Public transport is a booming business in the Middle East. Over the next decade, Abu Dhabi, Mecca and Kuwait City will all have new rail links and metro systems, and capitals across the region are lining up to fund similar car-free alternatives for getting from Point A to Point B. The question now: how to put people in the seats?
This week's gathering of transport experts in Abu Dhabi offered a reminder that while tracks can be laid, routes added and budgets allocated, the hardest part of selling a new transport scheme is dispelling the myth that only poor people will use it.
"We need to find a way to change the perception of public transport for the new generations," said Khalid Hashim, an executive director at the Abu Dhabi Department of Transportation.
There are multiple ways to do this, first with policy and second with education.
On the policy front, the Emirates, and the capital in particular, have made progress. Abu Dhabi's Mawaqif parking scheme, for one, has forced drivers to consider alternative options. More people are taking the bus in the capital than ever before.
But hard work remains. A comprehensive overhaul of Abu Dhabi's surface transport strategy will mean more people on the street, walking to catch the bus or a train. Yet pedestrian options remain dismal, walkways and underpasses are few, and zebra stripes are hazardous to cross even during off hours. In some parts of the capital, jaywalkers are policed more aggressively than speeding drivers.
We will not soon forget the image of Sheikh Mohammed Bin Rashid, Vice President of the UAE and Ruler of Dubai, taking the Dubai metro to a meeting in Deira last year. New York subway passengers also know to be on the lookout for their mayor, Michael Bloomberg, who is frequent user. But how many other high-profile people, in the UAE or around the world, grab a newspaper and let a professional do the driving? Not enough to change people's perception.
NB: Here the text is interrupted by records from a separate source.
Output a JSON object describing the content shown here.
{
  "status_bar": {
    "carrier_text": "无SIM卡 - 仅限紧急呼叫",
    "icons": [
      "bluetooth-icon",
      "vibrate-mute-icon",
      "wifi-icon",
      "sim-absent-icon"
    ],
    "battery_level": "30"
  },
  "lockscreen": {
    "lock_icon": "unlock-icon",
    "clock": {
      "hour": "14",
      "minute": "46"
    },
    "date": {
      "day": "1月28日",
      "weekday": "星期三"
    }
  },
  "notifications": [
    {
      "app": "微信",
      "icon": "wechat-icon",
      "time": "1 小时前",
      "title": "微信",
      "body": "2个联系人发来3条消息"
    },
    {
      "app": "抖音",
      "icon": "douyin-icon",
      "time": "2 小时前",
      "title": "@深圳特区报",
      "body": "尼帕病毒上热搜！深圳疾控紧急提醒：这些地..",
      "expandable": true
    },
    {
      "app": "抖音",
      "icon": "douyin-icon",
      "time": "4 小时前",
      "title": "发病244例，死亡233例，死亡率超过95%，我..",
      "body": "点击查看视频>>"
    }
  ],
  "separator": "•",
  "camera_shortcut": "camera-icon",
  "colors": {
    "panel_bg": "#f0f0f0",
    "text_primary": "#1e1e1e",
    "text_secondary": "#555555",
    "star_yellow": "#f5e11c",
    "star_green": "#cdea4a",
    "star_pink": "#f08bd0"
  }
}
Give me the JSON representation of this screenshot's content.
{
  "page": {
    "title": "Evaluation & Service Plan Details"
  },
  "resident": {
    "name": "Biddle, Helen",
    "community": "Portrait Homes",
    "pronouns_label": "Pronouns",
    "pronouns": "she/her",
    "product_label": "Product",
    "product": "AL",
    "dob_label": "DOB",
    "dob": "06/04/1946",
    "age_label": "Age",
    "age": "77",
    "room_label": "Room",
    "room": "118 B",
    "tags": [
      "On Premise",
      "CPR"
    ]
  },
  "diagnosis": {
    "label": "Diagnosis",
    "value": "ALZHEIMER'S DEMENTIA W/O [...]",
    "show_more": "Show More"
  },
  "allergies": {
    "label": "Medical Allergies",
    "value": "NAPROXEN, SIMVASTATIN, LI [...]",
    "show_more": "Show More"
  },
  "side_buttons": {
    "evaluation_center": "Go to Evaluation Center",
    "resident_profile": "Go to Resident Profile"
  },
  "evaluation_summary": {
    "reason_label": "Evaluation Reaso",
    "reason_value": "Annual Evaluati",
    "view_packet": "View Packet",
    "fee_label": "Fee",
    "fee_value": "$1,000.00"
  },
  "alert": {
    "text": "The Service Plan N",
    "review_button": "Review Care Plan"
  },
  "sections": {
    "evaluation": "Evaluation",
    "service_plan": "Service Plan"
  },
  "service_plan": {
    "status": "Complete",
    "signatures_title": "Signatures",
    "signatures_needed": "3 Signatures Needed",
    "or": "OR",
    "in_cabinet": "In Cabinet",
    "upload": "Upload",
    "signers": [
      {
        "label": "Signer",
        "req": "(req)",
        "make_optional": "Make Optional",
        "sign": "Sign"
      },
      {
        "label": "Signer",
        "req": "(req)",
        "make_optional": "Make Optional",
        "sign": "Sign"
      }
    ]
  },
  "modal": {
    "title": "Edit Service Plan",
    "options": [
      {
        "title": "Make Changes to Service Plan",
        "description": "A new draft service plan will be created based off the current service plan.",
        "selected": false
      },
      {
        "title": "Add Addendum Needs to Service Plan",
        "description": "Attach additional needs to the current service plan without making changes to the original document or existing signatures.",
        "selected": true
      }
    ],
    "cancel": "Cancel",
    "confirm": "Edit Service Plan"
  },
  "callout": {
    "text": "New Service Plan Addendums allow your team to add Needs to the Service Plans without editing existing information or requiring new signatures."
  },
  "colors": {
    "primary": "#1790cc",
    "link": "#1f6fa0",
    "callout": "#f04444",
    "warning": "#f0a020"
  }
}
People of all income brackets will flock to public transport when the price is right, the options clean and plentiful, and the ride more convenient than driving. So far the scale is still tipped in the car's favour.